Barnes is only the latest in a long line of referees who have been abused online, which includes Andrew Brace, Ben O’Keeffe, Craig Joubert, Jaco Peyper, Steve Walsh and Luke Pearce. Many have said it has deeply affected their mental health and many have thought about leaving the game altogether. Do their critics think they could do a better job? For those who answer in the affirmative, please step forward with your CVs. As a coach at U16 level, there have been numerous occasions over the years where a referee’s decision has been critiqued in a less than polite manner, and high-profile players need to understand they are role models, because their actions permeate into the community game.
Upholding standards is to be commended because criticism of referees is a slippery slope and is in danger of getting out of control

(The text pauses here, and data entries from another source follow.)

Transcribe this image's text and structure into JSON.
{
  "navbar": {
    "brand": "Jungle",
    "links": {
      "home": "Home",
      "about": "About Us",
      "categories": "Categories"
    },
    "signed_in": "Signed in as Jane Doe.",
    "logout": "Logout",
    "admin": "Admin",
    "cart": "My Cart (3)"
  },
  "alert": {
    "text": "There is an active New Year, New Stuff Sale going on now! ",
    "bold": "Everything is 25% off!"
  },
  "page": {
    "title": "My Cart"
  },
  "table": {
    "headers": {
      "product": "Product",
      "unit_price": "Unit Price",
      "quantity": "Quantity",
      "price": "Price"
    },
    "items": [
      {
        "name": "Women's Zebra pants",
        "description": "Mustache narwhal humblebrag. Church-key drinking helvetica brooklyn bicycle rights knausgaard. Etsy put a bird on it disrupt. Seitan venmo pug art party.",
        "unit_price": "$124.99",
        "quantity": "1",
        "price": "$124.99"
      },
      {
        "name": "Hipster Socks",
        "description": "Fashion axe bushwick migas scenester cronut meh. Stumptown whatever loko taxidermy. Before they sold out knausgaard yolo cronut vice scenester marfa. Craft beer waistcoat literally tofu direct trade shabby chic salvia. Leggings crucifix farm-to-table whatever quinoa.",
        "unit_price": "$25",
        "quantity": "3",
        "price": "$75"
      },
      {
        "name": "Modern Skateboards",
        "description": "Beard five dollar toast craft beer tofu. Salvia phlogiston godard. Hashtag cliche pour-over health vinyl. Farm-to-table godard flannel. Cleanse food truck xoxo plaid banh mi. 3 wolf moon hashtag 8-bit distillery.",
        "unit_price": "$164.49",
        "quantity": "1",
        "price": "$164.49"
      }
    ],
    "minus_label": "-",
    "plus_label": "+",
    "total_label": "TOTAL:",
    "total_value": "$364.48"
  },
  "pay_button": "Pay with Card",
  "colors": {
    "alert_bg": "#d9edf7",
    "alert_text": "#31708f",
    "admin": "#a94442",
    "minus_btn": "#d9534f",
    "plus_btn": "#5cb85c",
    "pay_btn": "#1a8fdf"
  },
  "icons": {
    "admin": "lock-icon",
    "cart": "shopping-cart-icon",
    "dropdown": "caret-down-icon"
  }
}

Is there an easy answer? Of course not, the social media genie is out of the bottle and there’s no turning back. We want fans to care about the game, to act as its custodians and express their opinions but maybe rugby’s influencers should think twice about airing their views on a social forum with a rabid, and sometimes anonymous set of trolls looking do their utmost to unsettle the very individuals employed to promote fair play.
To be clear, Nowell’s outburst was not littered with profanities, nor did it encourage abuse of match-officials. It was from the heart and done during a game he would love to have been involved in, with adrenalin coursing through his body, but correspondingly setting an example, and upholding standards is to be commended because criticism of referees is a slippery slope and in danger of getting out of control. You would hope a fair decision is found and lessons learned.
Join free and tell us what you really think!Join Free